Censorship takes many forms, but even the most restrictive countries can’t block every single path for information they’d rather not get in (or out). Reporters Without Borders has identified a surprising new platform for hosting banned content: Minecraft.
The organization, collaborating with reporters, Minecraft pros and, of course, a creative agency, has produced an enormous in-game “Uncensored Library” that hosts a variety of suppressed reportage from places like like Saudi Arabia, Russia and Vietnam.
The structure is a giant neo-classical complex hosted on its own server, which Minecraft players can access freely by pointing their game toward “visit.uncensoredlibrary.com” in the server browser.
The library has a handful of wings, each dedicated to a different country, and each with a series of articles banned in those places, or their authors chased out or even killed.
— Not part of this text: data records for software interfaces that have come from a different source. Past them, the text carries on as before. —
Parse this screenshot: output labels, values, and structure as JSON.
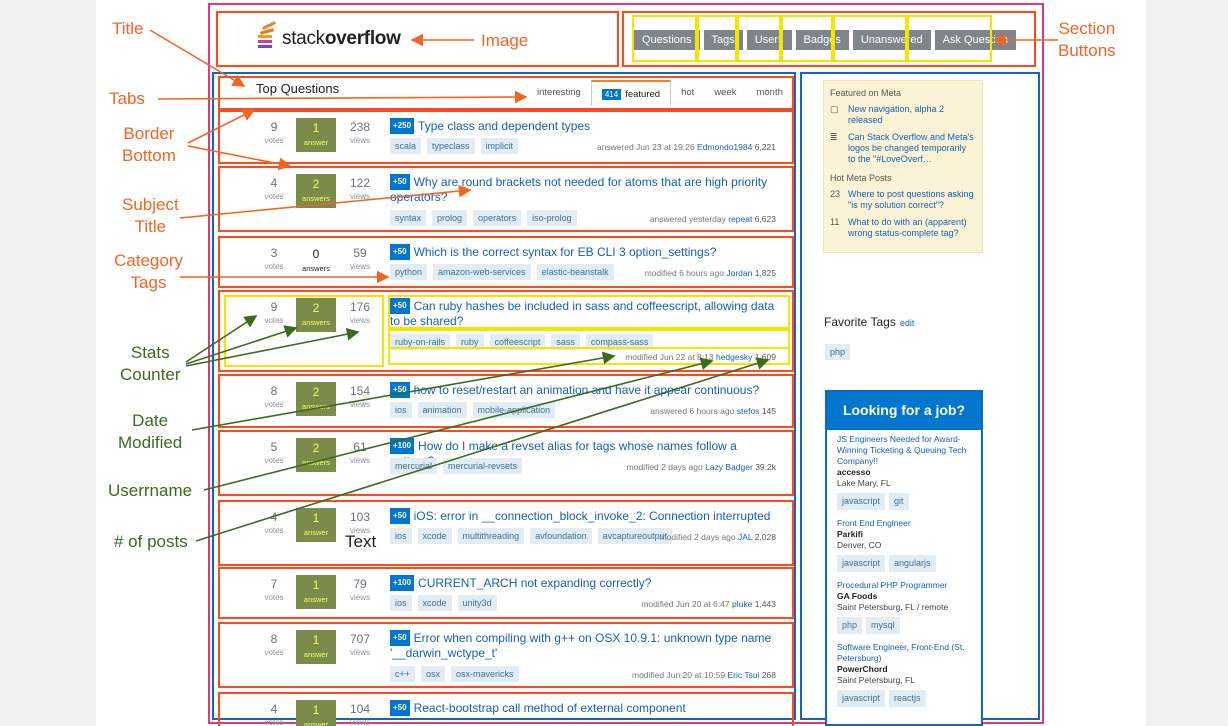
{
  "logo": {
    "prefix": "stack",
    "suffix": "overflow"
  },
  "section_buttons": [
    "Questions",
    "Tags",
    "Users",
    "Badges",
    "Unanswered",
    "Ask Question"
  ],
  "top_questions_title": "Top Questions",
  "tabs": [
    {
      "label": "interesting"
    },
    {
      "label": "featured",
      "count": "414"
    },
    {
      "label": "hot"
    },
    {
      "label": "week"
    },
    {
      "label": "month"
    }
  ],
  "questions": [
    {
      "votes": "9",
      "answers": "1",
      "answers_label": "answer",
      "views": "238",
      "bounty": "+250",
      "title": "Type class and dependent types",
      "tags": [
        "scala",
        "typeclass",
        "implicit"
      ],
      "meta_text": "answered Jun 23 at 19:26",
      "user": "Edmondo1984",
      "rep": "6,221"
    },
    {
      "votes": "4",
      "answers": "2",
      "answers_label": "answers",
      "views": "122",
      "bounty": "+50",
      "title": "Why are round brackets not needed for atoms that are high priority operators?",
      "tags": [
        "syntax",
        "prolog",
        "operators",
        "iso-prolog"
      ],
      "meta_text": "answered yesterday",
      "user": "repeat",
      "rep": "6,623"
    },
    {
      "votes": "3",
      "answers": "0",
      "answers_label": "answers",
      "views": "59",
      "bounty": "+50",
      "title": "Which is the correct syntax for EB CLI 3 option_settings?",
      "tags": [
        "python",
        "amazon-web-services",
        "elastic-beanstalk"
      ],
      "meta_text": "modified 6 hours ago",
      "user": "Jordan",
      "rep": "1,825"
    },
    {
      "votes": "9",
      "answers": "2",
      "answers_label": "answers",
      "views": "176",
      "bounty": "+50",
      "title": "Can ruby hashes be included in sass and coffeescript, allowing data to be shared?",
      "tags": [
        "ruby-on-rails",
        "ruby",
        "coffeescript",
        "sass",
        "compass-sass"
      ],
      "meta_text": "modified Jun 22 at 8:13",
      "user": "hedgesky",
      "rep": "1,609"
    },
    {
      "votes": "8",
      "answers": "2",
      "answers_label": "answers",
      "views": "154",
      "bounty": "+50",
      "title": "how to reset/restart an animation and have it appear continuous?",
      "tags": [
        "ios",
        "animation",
        "mobile-application"
      ],
      "meta_text": "answered 6 hours ago",
      "user": "stefos",
      "rep": "145"
    },
    {
      "votes": "5",
      "answers": "2",
      "answers_label": "answers",
      "views": "61",
      "bounty": "+100",
      "title": "How do I make a revset alias for tags whose names follow a pattern?",
      "tags": [
        "mercurial",
        "mercurial-revsets"
      ],
      "meta_text": "modified 2 days ago",
      "user": "Lazy Badger",
      "rep": "39.2k"
    },
    {
      "votes": "4",
      "answers": "1",
      "answers_label": "answer",
      "views": "103",
      "bounty": "+50",
      "title": "iOS: error in __connection_block_invoke_2: Connection interrupted",
      "tags": [
        "ios",
        "xcode",
        "multithreading",
        "avfoundation",
        "avcaptureoutput"
      ],
      "meta_text": "modified 2 days ago",
      "user": "JAL",
      "rep": "2,028"
    },
    {
      "votes": "7",
      "answers": "1",
      "answers_label": "answer",
      "views": "79",
      "bounty": "+100",
      "title": "CURRENT_ARCH not expanding correctly?",
      "tags": [
        "ios",
        "xcode",
        "unity3d"
      ],
      "meta_text": "modified Jun 20 at 6:47",
      "user": "pluke",
      "rep": "1,443"
    },
    {
      "votes": "8",
      "answers": "1",
      "answers_label": "answer",
      "views": "707",
      "bounty": "+50",
      "title": "Error when compiling with g++ on OSX 10.9.1: unknown type name '__darwin_wctype_t'",
      "tags": [
        "c++",
        "osx",
        "osx-mavericks"
      ],
      "meta_text": "modified Jun 20 at 10:59",
      "user": "Eric Tsui",
      "rep": "268"
    },
    {
      "votes": "4",
      "answers": "1",
      "answers_label": "answer",
      "views": "104",
      "bounty": "+50",
      "title": "React-bootstrap call method of external component",
      "tags": [],
      "meta_text": "",
      "user": "",
      "rep": ""
    }
  ],
  "stat_labels": {
    "votes": "votes",
    "views": "views"
  },
  "meta_sidebar": {
    "featured_heading": "Featured on Meta",
    "featured": [
      "New navigation, alpha 2 released",
      "Can Stack Overflow and Meta's logos be changed temporarily to the \"#LoveOverf…"
    ],
    "hot_heading": "Hot Meta Posts",
    "hot": [
      {
        "count": "23",
        "title": "Where to post questions asking \"is my solution correct\"?"
      },
      {
        "count": "11",
        "title": "What to do with an (apparent) wrong status-complete tag?"
      }
    ]
  },
  "favorite_tags": {
    "label": "Favorite Tags",
    "edit": "edit",
    "tags": [
      "php"
    ]
  },
  "jobs": {
    "heading": "Looking for a job?",
    "items": [
      {
        "title": "JS Engineers Needed for Award-Winning Ticketing & Queuing Tech Company!!",
        "company": "accesso",
        "location": "Lake Mary, FL",
        "tags": [
          "javascript",
          "git"
        ]
      },
      {
        "title": "Front End Engineer",
        "company": "Parkifi",
        "location": "Denver, CO",
        "tags": [
          "javascript",
          "angularjs"
        ]
      },
      {
        "title": "Procedural PHP Programmer",
        "company": "GA Foods",
        "location": "Saint Petersburg, FL / remote",
        "tags": [
          "php",
          "mysql"
        ]
      },
      {
        "title": "Software Engineer, Front-End (St. Petersburg)",
        "company": "PowerChord",
        "location": "Saint Petersburg, FL",
        "tags": [
          "javascript",
          "reactjs"
        ]
      }
    ]
  },
  "annotations": {
    "title": "Title",
    "image": "Image",
    "section_buttons": "Section\nButtons",
    "tabs": "Tabs",
    "border_bottom": "Border\nBottom",
    "subject_title": "Subject\nTitle",
    "category_tags": "Category\nTags",
    "stats_counter": "Stats\nCounter",
    "date_modified": "Date\nModified",
    "username": "Userrname",
    "num_posts": "# of posts",
    "text": "Text"
  },
  "colors": {
    "annotation_orange": "#f26522",
    "annotation_green": "#3c6b20",
    "box_red": "#ff4a1a",
    "box_blue": "#1565c0",
    "box_yellow": "#f5e600",
    "box_pink": "#e3367f",
    "link_blue": "#1560bd"
  }
}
They’re presented in plain text inside Minecraft’s craftable books — not exactly the easiest way to take in these important essays and reports, but better than nothing.
There are documents from Nguyen Van Dai in Vietnam, Mada Masr in Egypt, Javier Valdez in Mexico, Alexander Skobov in Russia and arguably the most high-profile casualty to murderous, oppressive regimes in recent history, Jamal Khashoggi in Saudi Arabia. There are only a handful of recent articles at present, but there are also numerous documents describing the state of press freedom and oppression in 180 countries — the RSF Freedom Index.
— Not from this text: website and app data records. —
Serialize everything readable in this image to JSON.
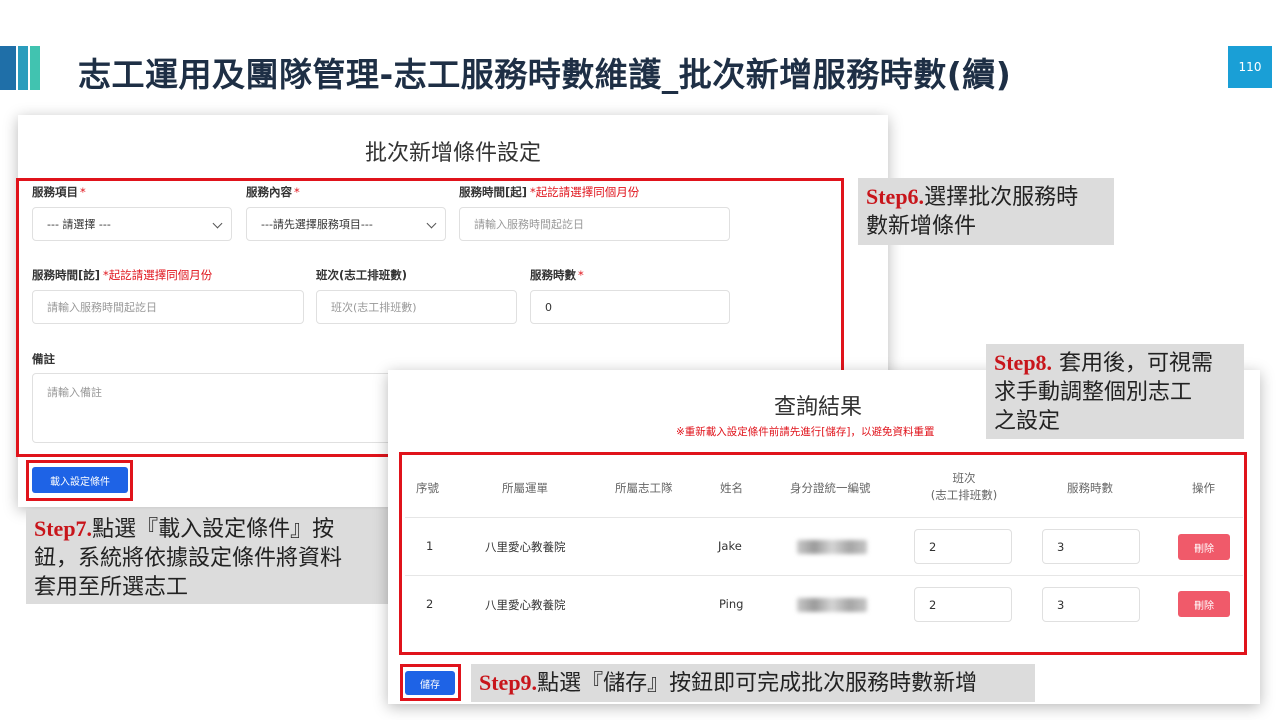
{
  "header": {
    "title": "志工運用及團隊管理-志工服務時數維護_批次新增服務時數(續)",
    "page_number": "110"
  },
  "batch_form": {
    "title": "批次新增條件設定",
    "service_item": {
      "label": "服務項目",
      "required": "*",
      "value": "--- 請選擇 ---"
    },
    "service_content": {
      "label": "服務內容",
      "required": "*",
      "value": "---請先選擇服務項目---"
    },
    "start_time": {
      "label": "服務時間[起]",
      "hint": "*起訖請選擇同個月份",
      "placeholder": "請輸入服務時間起訖日"
    },
    "end_time": {
      "label": "服務時間[訖]",
      "hint": "*起訖請選擇同個月份",
      "placeholder": "請輸入服務時間起訖日"
    },
    "shift": {
      "label": "班次(志工排班數)",
      "placeholder": "班次(志工排班數)"
    },
    "hours": {
      "label": "服務時數",
      "required": "*",
      "value": "0"
    },
    "note": {
      "label": "備註",
      "placeholder": "請輸入備註"
    },
    "load_button": "載入設定條件"
  },
  "callouts": {
    "step6": {
      "step": "Step6.",
      "text1": "選擇批次服務時",
      "text2": "數新增條件"
    },
    "step7": {
      "step": "Step7.",
      "text1": "點選『載入設定條件』按",
      "text2": "鈕，系統將依據設定條件將資料",
      "text3": "套用至所選志工"
    },
    "step8": {
      "step": "Step8.",
      "text1": " 套用後，可視需",
      "text2": "求手動調整個別志工",
      "text3": "之設定"
    },
    "step9": {
      "step": "Step9.",
      "text1": "點選『儲存』按鈕即可完成批次服務時數新增"
    }
  },
  "results": {
    "title": "查詢結果",
    "warning": "※重新載入設定條件前請先進行[儲存]，以避免資料重置",
    "columns": [
      "序號",
      "所屬運單",
      "所屬志工隊",
      "姓名",
      "身分證統一編號",
      "班次",
      "(志工排班數)",
      "服務時數",
      "操作"
    ],
    "rows": [
      {
        "no": "1",
        "unit": "八里愛心教養院",
        "name": "Jake",
        "shift": "2",
        "hours": "3",
        "action": "刪除"
      },
      {
        "no": "2",
        "unit": "八里愛心教養院",
        "name": "Ping",
        "shift": "2",
        "hours": "3",
        "action": "刪除"
      }
    ],
    "save_button": "儲存"
  }
}
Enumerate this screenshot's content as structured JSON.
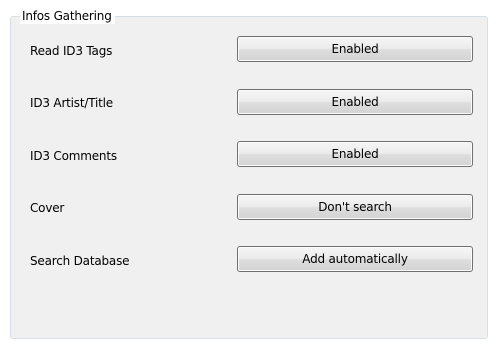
{
  "group": {
    "title": "Infos Gathering"
  },
  "rows": [
    {
      "label": "Read ID3 Tags",
      "value": "Enabled"
    },
    {
      "label": "ID3 Artist/Title",
      "value": "Enabled"
    },
    {
      "label": "ID3 Comments",
      "value": "Enabled"
    },
    {
      "label": "Cover",
      "value": "Don't search"
    },
    {
      "label": "Search Database",
      "value": "Add automatically"
    }
  ]
}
Of course, this is not secure and private like an end-to-end encrypted chat group. A user accessing the library map might have their nickname, tied to a Minecraft account, be visible to other users, and their logs would reflect the visit. It seems unlikely Microsoft would give up that information to a curious government, but there is a certain risk involved. Fortunately, private duplicate servers can be and are already being established, as well as local copies.
As it stands, the Uncensored Library stands more as a proof of concept that information need not be delivered by traditional means in order to have a potential impact. Minecraft is one of the most popular games in the world, and can be used as an informational and promotional platform as well as just a fun place to hang out and build stuff. What other ways exist to get around the restrictions of governments that would rather their citizens not know the truth?